# Work request
Look through the records that follow. Copy every line containing the word "icon".

# Dataset content
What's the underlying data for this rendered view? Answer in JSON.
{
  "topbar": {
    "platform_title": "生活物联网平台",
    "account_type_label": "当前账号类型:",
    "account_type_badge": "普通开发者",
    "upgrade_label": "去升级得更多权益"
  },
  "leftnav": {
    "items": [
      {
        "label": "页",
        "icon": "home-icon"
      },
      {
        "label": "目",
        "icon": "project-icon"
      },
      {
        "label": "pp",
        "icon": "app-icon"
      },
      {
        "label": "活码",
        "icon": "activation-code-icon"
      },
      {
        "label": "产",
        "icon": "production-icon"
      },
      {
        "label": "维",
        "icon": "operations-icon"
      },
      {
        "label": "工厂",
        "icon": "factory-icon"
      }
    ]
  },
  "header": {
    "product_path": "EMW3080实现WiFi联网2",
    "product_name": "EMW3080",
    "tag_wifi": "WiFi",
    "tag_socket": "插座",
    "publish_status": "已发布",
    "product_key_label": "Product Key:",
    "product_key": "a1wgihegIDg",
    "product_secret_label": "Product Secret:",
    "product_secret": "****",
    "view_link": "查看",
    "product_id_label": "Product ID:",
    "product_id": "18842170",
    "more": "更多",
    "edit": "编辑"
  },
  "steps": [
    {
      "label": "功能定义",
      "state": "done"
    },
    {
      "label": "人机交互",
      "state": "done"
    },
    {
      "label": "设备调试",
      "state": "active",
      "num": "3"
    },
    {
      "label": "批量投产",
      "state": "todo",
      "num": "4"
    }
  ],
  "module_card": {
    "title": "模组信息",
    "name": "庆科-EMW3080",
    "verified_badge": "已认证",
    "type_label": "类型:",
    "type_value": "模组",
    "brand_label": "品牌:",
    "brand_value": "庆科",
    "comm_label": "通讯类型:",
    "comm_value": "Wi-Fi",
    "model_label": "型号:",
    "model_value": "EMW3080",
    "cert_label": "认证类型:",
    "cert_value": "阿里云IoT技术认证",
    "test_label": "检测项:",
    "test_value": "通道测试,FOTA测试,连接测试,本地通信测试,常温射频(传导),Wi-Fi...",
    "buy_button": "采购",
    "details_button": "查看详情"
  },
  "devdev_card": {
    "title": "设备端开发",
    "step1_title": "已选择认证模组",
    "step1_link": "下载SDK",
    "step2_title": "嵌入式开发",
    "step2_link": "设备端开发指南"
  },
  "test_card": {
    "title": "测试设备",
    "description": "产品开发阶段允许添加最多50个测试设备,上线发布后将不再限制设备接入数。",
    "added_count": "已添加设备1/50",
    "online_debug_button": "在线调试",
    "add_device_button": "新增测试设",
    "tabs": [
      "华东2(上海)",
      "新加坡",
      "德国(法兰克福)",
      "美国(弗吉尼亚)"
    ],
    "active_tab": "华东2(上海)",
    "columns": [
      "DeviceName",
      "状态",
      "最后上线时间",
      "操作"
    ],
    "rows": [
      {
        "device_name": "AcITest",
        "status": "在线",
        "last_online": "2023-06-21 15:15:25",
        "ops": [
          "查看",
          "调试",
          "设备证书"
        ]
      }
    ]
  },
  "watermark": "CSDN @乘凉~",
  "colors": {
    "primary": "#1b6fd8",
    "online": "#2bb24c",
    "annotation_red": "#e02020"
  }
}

# Written solution
        "icon": "home-icon"
        "icon": "project-icon"
        "icon": "app-icon"
        "icon": "activation-code-icon"
        "icon": "production-icon"
        "icon": "operations-icon"
        "icon": "factory-icon"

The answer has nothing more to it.